Surface Water Management Plan

On February 26, 2019, the City Council approved the latest iteration of the City's Surface Water Management Plan (SWMP) (PDF). This third generation Plan builds on the City’s previous SWMPs and addresses several key issues related to stormwater management that the City is likely to encounter in the coming years. The purpose of this plan is to provide a guide and framework for the City to manage its wealth of water resources as development and redevelopment occur into the future. With this guidance specific to surface water as well as the broader guidance provided in the City’s Comprehensive Plan, this Surface Water Management Plan will serve to:

  • Provide for the use, management, improvement, and protection of the City’s surface water resources based on the best available information
  • Contribute to residents’ quality of life by preserving and improving the high environmental quality of the community
  • Protect public investments and private property related to or affected by surface water
  • Recognize the larger context of surface water management issues
  • Balance environmental protection with community and economic needs and capabilities
  • Meet regulatory requirements

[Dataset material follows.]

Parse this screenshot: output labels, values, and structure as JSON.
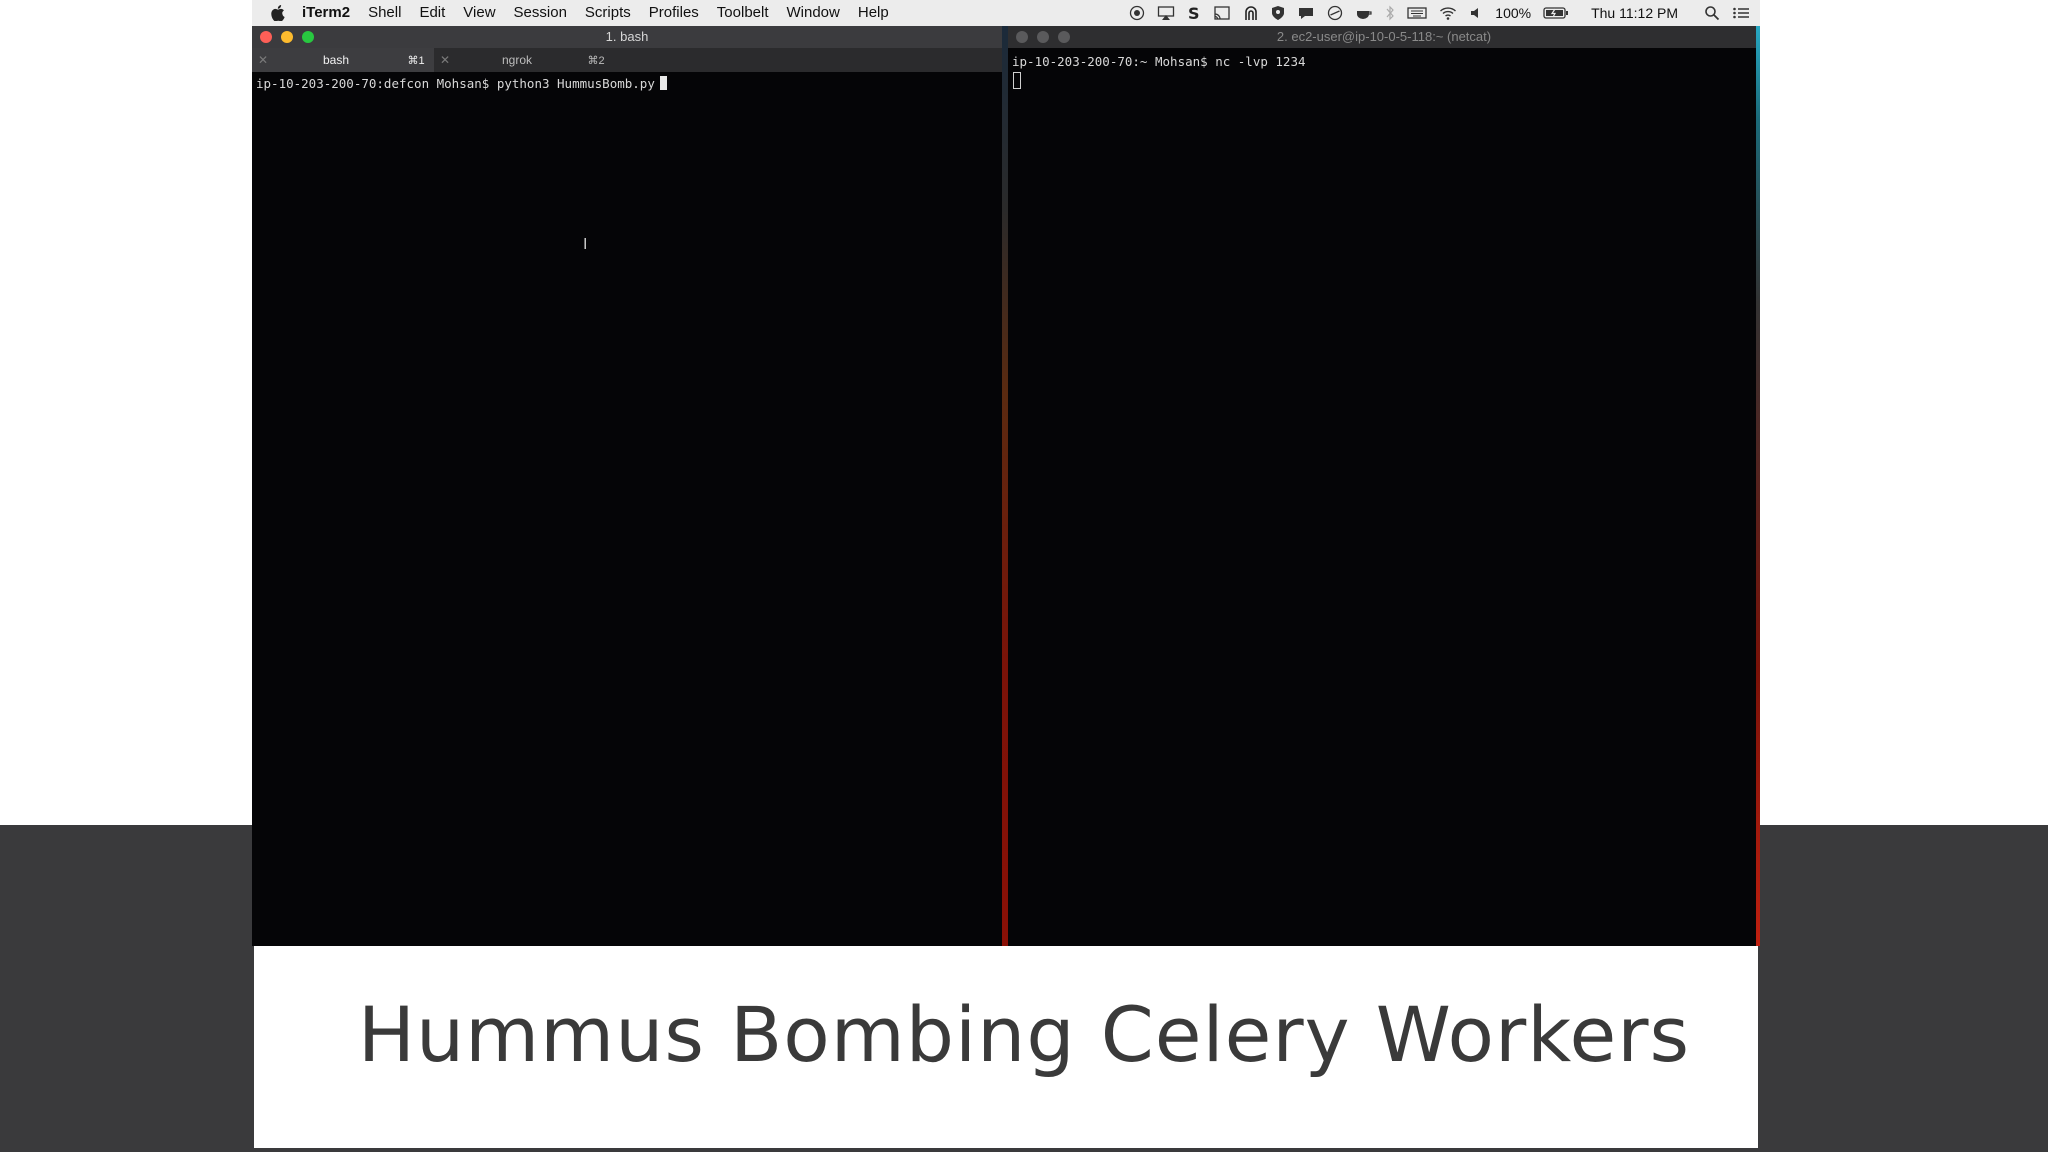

SWPPP - Storm Water Pollution Prevention Plan

"Rain and snow melt run over the abundant impervious surfaces in urbanized areas — roads, sidewalks, driveways, parking lots, roof tops, etc. — and pick up pesticides, fertilizers, oils, metals, road salt, sediment, trash, and other pollutants and carry them into storm drains. Storm drains discharge directly into lakes, rivers, streams, and wetlands, so stormwater runoff is a leading source of water pollution.  In addition, stormwater runoff from impervious surfaces travels faster and in larger quantities, which results in damage to rivers, streams, and wetlands; destruction of aquatic habitats; and elevated pollutant levels reaching surface waters. Impervious surfaces also prevent stormwater from soaking into the ground and recharging groundwater. Local public entities that own or operate municipal separate storm sewer systems (MS4) play a key role in preventing stormwater runoff from harming Minnesota’s valuable water resources."  More information can be found on the MPCA's website.

The City is an MS4 and has therefore developed a Stormwater Pollution Prevention Plan to maintain and improve the quality of it's creeks, lakes, ponds, and streams.